Keeping inventories risks production and retail companies to a number of hazards and expenditures. Keeping stock may raise the chance of a price decrease. This might be due to a competitor’s excess production of goods in the market, the debut of a new competing product, or a competitor’s aggressive price structure. Because of advancements in technology, advances in product development, and changes in client preferences, inventory may become obsolete. Stock control must include the cost payments to suppliers as well as the cost of transporting the merchandise to shops, security, and transport costs (Bowersox, 2019). This paper was written for the purpose of discussing the disproportionate risk of holding inventory.

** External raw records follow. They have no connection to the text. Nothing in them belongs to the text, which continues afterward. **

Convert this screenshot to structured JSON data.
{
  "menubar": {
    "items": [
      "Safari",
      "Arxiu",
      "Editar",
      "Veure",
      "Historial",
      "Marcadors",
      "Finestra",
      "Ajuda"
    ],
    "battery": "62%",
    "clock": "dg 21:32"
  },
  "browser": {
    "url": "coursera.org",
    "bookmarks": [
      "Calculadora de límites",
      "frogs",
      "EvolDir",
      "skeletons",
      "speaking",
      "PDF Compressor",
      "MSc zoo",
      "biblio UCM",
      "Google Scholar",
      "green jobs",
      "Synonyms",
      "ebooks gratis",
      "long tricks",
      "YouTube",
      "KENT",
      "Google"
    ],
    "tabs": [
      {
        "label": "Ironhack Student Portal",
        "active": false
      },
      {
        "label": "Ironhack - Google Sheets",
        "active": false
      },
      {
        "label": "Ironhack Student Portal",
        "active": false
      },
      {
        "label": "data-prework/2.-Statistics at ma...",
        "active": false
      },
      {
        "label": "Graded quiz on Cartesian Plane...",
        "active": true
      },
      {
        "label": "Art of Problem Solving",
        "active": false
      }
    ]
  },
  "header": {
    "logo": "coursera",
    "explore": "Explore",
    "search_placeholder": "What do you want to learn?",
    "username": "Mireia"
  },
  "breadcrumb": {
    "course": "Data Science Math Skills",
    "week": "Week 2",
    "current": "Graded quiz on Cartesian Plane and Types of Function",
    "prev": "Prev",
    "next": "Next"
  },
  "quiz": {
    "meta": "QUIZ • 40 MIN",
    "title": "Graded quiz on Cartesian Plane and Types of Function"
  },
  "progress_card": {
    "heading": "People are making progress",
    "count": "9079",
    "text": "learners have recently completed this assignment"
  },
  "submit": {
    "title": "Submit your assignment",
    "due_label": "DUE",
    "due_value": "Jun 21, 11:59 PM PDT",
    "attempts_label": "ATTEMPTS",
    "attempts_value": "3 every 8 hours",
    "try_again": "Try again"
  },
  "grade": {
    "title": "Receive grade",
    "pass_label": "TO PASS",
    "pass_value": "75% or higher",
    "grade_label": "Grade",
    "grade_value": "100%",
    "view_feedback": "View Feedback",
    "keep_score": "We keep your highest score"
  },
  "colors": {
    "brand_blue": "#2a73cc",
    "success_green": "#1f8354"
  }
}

Another thing to take into consideration in managing inventory is the price of purchasing. The price of ordering comprises the cost of requesting, preparing a purchase request, transporting merchandise, and receiving goods at the warehouses. Carrying costs include the cost of maintaining goods in a facility, handling fees, insuring and payment made for the inventory system, and potential costs locked away in inventories. The term potential cost alludes to the alternate use of cash that the corporation might have made instead of investing in inequities.
The manufacturer or producer selects what stock to make and send when to send it, and in what amount with the pushing distribution system. This implies that the manufacturer is essentially moving or ‘pushing’ inventory supplies throughout the distribution chain. The automaker is responsible for making sure that its production plant continues to operate according to the most efficient and reliable production plan to make sure that more of the correct stock is obtainable to its distribution companies without saddling the distribution network and driving down prices with excessive stock with drive dispersion.
When supplies fall short of what is required, they result in increased costs. Stock shortages also lead to higher costs, consumer unhappiness, a decline in revenues, and a rise in company loss. Because of its subjective character, measuring shortfall costs is challenging. In reality, the lost contributions as a consequence of the inability to satisfy demand is a reasonable estimate. In circumstances where a run-out does not result in the loss of business, extra fees for last-minute purchases may be called shortfall costs.
The main difficulty with a push distribution channel is that the producer is generally the component in the production process that is the furthest distance from the final customer. A push marketing approach typically results in lower awareness of demand when there is no openness, good communication, or cooperation along the chain from final consumer to distributor to manufacturing (Waters, 2019). This leads to inefficient delivery of services and shortfalls or excesses farther down the supply chain. Although there is no single answer to all of a logistic chain’s difficulties, a push delivery model can improve demand awareness at each endpoint by installing a unified and robust inventory tracking platform. These days, the best systems on the market provide openness and cooperation between the producer, supplier, and retail locations.
To summarize, a trend to push inventory back up the distribution channel exists because stock control is dangerous, and the risk changes depending on the company’s distribution channel location. This could be due to a rival’s overproduction of products available in the market, introducing a new competitive product, or a supplier’s aggressive pricing strategy. Another factor to consider while managing inventories is the cost of purchasing. The producer decides what stock to build when to distribute it, and how much to send through the pushed distribution model. The fundamental issue with a push distribution network is that the manufacturer is usually the element in the manufacturing method closest to the ultimate client.
Bowersox, D. (2019). Supply Chain Logistics Management (5th Edition).
Waters, D. (2019). Supply chain management: An introduction to logistics. Bloomsbury Publishing.